▽

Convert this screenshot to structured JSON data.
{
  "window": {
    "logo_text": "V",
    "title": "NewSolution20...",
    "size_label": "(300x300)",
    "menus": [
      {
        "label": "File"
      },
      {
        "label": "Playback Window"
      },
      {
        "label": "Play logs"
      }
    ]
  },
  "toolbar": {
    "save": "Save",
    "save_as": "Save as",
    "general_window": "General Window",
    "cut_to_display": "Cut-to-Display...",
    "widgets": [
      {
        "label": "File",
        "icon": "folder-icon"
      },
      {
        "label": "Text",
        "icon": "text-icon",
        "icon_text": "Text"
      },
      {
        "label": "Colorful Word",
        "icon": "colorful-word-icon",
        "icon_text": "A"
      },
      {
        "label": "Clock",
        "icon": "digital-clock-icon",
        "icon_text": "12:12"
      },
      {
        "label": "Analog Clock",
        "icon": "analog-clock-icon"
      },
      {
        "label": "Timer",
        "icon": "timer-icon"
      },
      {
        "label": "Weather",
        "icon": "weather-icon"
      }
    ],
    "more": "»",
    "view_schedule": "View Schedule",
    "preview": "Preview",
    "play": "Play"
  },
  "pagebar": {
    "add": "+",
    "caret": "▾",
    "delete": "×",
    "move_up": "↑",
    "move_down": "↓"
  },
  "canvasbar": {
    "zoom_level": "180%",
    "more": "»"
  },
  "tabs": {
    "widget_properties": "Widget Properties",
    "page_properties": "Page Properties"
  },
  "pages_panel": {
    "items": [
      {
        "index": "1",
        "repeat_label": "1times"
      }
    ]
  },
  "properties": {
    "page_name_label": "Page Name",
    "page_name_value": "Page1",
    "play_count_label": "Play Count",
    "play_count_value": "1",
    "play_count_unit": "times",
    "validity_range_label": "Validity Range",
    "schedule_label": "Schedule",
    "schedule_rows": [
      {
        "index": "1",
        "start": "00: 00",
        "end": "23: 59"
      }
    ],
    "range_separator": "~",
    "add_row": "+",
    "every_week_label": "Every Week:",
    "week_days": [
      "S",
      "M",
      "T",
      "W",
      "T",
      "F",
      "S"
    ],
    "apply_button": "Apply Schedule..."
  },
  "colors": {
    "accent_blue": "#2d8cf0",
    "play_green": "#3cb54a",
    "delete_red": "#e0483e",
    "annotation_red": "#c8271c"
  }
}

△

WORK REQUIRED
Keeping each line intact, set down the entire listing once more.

ANSWER FOR THIS EXERCISE
Convert this screenshot to structured JSON data.
{
  "window": {
    "logo_text": "V",
    "title": "NewSolution20...",
    "size_label": "(300x300)",
    "menus": [
      {
        "label": "File"
      },
      {
        "label": "Playback Window"
      },
      {
        "label": "Play logs"
      }
    ]
  },
  "toolbar": {
    "save": "Save",
    "save_as": "Save as",
    "general_window": "General Window",
    "cut_to_display": "Cut-to-Display...",
    "widgets": [
      {
        "label": "File",
        "icon": "folder-icon"
      },
      {
        "label": "Text",
        "icon": "text-icon",
        "icon_text": "Text"
      },
      {
        "label": "Colorful Word",
        "icon": "colorful-word-icon",
        "icon_text": "A"
      },
      {
        "label": "Clock",
        "icon": "digital-clock-icon",
        "icon_text": "12:12"
      },
      {
        "label": "Analog Clock",
        "icon": "analog-clock-icon"
      },
      {
        "label": "Timer",
        "icon": "timer-icon"
      },
      {
        "label": "Weather",
        "icon": "weather-icon"
      }
    ],
    "more": "»",
    "view_schedule": "View Schedule",
    "preview": "Preview",
    "play": "Play"
  },
  "pagebar": {
    "add": "+",
    "caret": "▾",
    "delete": "×",
    "move_up": "↑",
    "move_down": "↓"
  },
  "canvasbar": {
    "zoom_level": "180%",
    "more": "»"
  },
  "tabs": {
    "widget_properties": "Widget Properties",
    "page_properties": "Page Properties"
  },
  "pages_panel": {
    "items": [
      {
        "index": "1",
        "repeat_label": "1times"
      }
    ]
  },
  "properties": {
    "page_name_label": "Page Name",
    "page_name_value": "Page1",
    "play_count_label": "Play Count",
    "play_count_value": "1",
    "play_count_unit": "times",
    "validity_range_label": "Validity Range",
    "schedule_label": "Schedule",
    "schedule_rows": [
      {
        "index": "1",
        "start": "00: 00",
        "end": "23: 59"
      }
    ],
    "range_separator": "~",
    "add_row": "+",
    "every_week_label": "Every Week:",
    "week_days": [
      "S",
      "M",
      "T",
      "W",
      "T",
      "F",
      "S"
    ],
    "apply_button": "Apply Schedule..."
  },
  "colors": {
    "accent_blue": "#2d8cf0",
    "play_green": "#3cb54a",
    "delete_red": "#e0483e",
    "annotation_red": "#c8271c"
  }
}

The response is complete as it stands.